Each line holding the word "Создать" must appear in the answer, copied from the entries.
Start of Records for this exercise
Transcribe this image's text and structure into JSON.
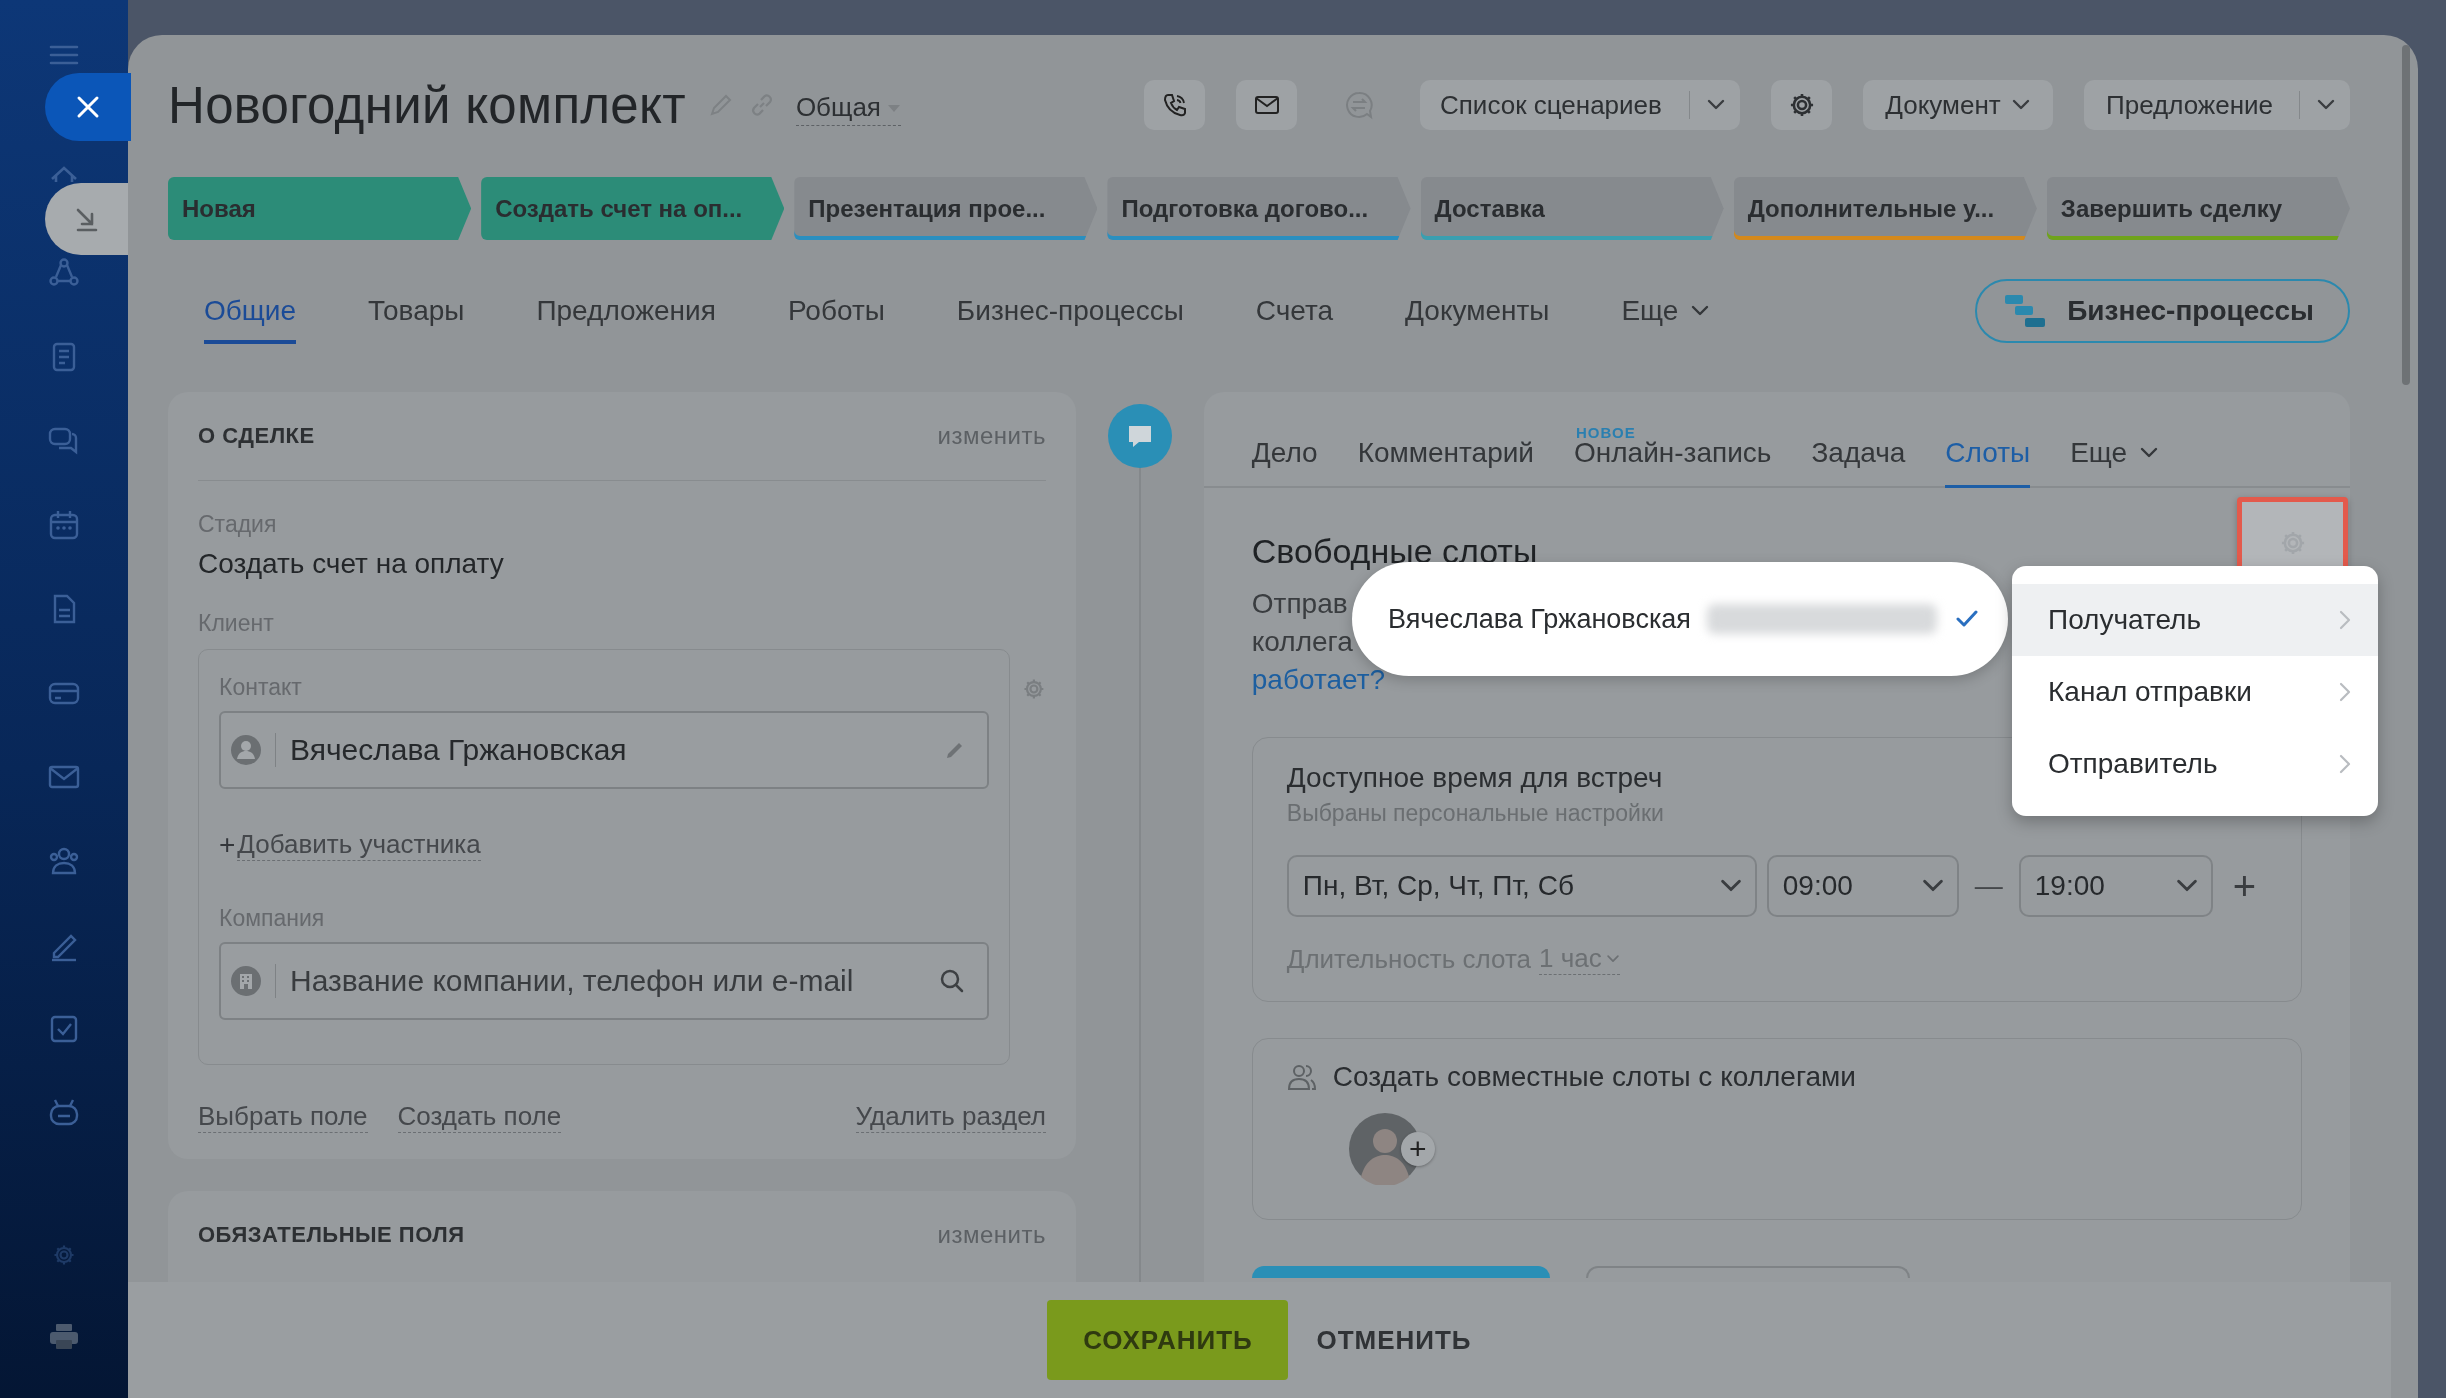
{
  "title": "Новогодний комплект",
  "category": "Общая",
  "toolbar": {
    "scenarios": "Список сценариев",
    "document": "Документ",
    "proposal": "Предложение"
  },
  "stages": [
    {
      "label": "Новая",
      "done": true,
      "color": "#2c8c78"
    },
    {
      "label": "Создать счет на оп...",
      "done": true,
      "color": "#2c8c78"
    },
    {
      "label": "Презентация прое...",
      "done": false,
      "color": "#2a8fc0"
    },
    {
      "label": "Подготовка догово...",
      "done": false,
      "color": "#2a8fc0"
    },
    {
      "label": "Доставка",
      "done": false,
      "color": "#3a9fb0"
    },
    {
      "label": "Дополнительные у...",
      "done": false,
      "color": "#d4891c"
    },
    {
      "label": "Завершить сделку",
      "done": false,
      "color": "#6fa31c"
    }
  ],
  "tabs": [
    {
      "label": "Общие",
      "selected": true,
      "kind": "tab"
    },
    {
      "label": "Товары",
      "selected": false,
      "kind": "tab"
    },
    {
      "label": "Предложения",
      "selected": false,
      "kind": "tab"
    },
    {
      "label": "Роботы",
      "selected": false,
      "kind": "tab"
    },
    {
      "label": "Бизнес-процессы",
      "selected": false,
      "kind": "tab"
    },
    {
      "label": "Счета",
      "selected": false,
      "kind": "tab"
    },
    {
      "label": "Документы",
      "selected": false,
      "kind": "tab"
    },
    {
      "label": "Еще",
      "selected": false,
      "kind": "menu"
    }
  ],
  "bp_button": "Бизнес-процессы",
  "about": {
    "heading": "О СДЕЛКЕ",
    "edit": "изменить",
    "stage_label": "Стадия",
    "stage_value": "Создать счет на оплату",
    "client_label": "Клиент",
    "contact_label": "Контакт",
    "contact_value": "Вячеслава Гржановская",
    "add_sign": "+",
    "add_participant": "Добавить участника",
    "company_label": "Компания",
    "company_placeholder": "Название компании, телефон или e-mail",
    "links": [
      "Выбрать поле",
      "Создать поле"
    ],
    "delete_link": "Удалить раздел"
  },
  "required": {
    "heading": "ОБЯЗАТЕЛЬНЫЕ ПОЛЯ",
    "edit": "изменить"
  },
  "activity": {
    "tabs": [
      {
        "label": "Дело",
        "selected": false,
        "kind": "tab"
      },
      {
        "label": "Комментарий",
        "selected": false,
        "kind": "tab"
      },
      {
        "label": "Онлайн-запись",
        "selected": false,
        "kind": "tab",
        "badge": "НОВОЕ"
      },
      {
        "label": "Задача",
        "selected": false,
        "kind": "tab"
      },
      {
        "label": "Слоты",
        "selected": true,
        "kind": "tab"
      },
      {
        "label": "Еще",
        "selected": false,
        "kind": "menu"
      }
    ],
    "heading": "Свободные слоты",
    "intro": [
      "Отправ",
      "коллега"
    ],
    "help_link": "работает?",
    "hours": {
      "title": "Доступное время для встреч",
      "subtitle": "Выбраны персональные настройки",
      "days": "Пн, Вт, Ср, Чт, Пт, Сб",
      "from": "09:00",
      "dash": "—",
      "to": "19:00",
      "add": "+",
      "duration_label": "Длительность слота",
      "duration_value": "1 час"
    },
    "colleagues": {
      "title": "Создать совместные слоты с коллегами",
      "add": "+"
    }
  },
  "recipient_popup": {
    "name": "Вячеслава Гржановская",
    "checked": true
  },
  "menu": [
    {
      "label": "Получатель",
      "selected": true
    },
    {
      "label": "Канал отправки",
      "selected": false
    },
    {
      "label": "Отправитель",
      "selected": false
    }
  ],
  "footer": {
    "save": "СОХРАНИТЬ",
    "cancel": "ОТМЕНИТЬ"
  }
}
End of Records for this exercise
▶ _Expected output_:
      "label": "Создать счет на оп...",
    "stage_value": "Создать счет на оплату",
      "Создать поле"
      "title": "Создать совместные слоты с коллегами",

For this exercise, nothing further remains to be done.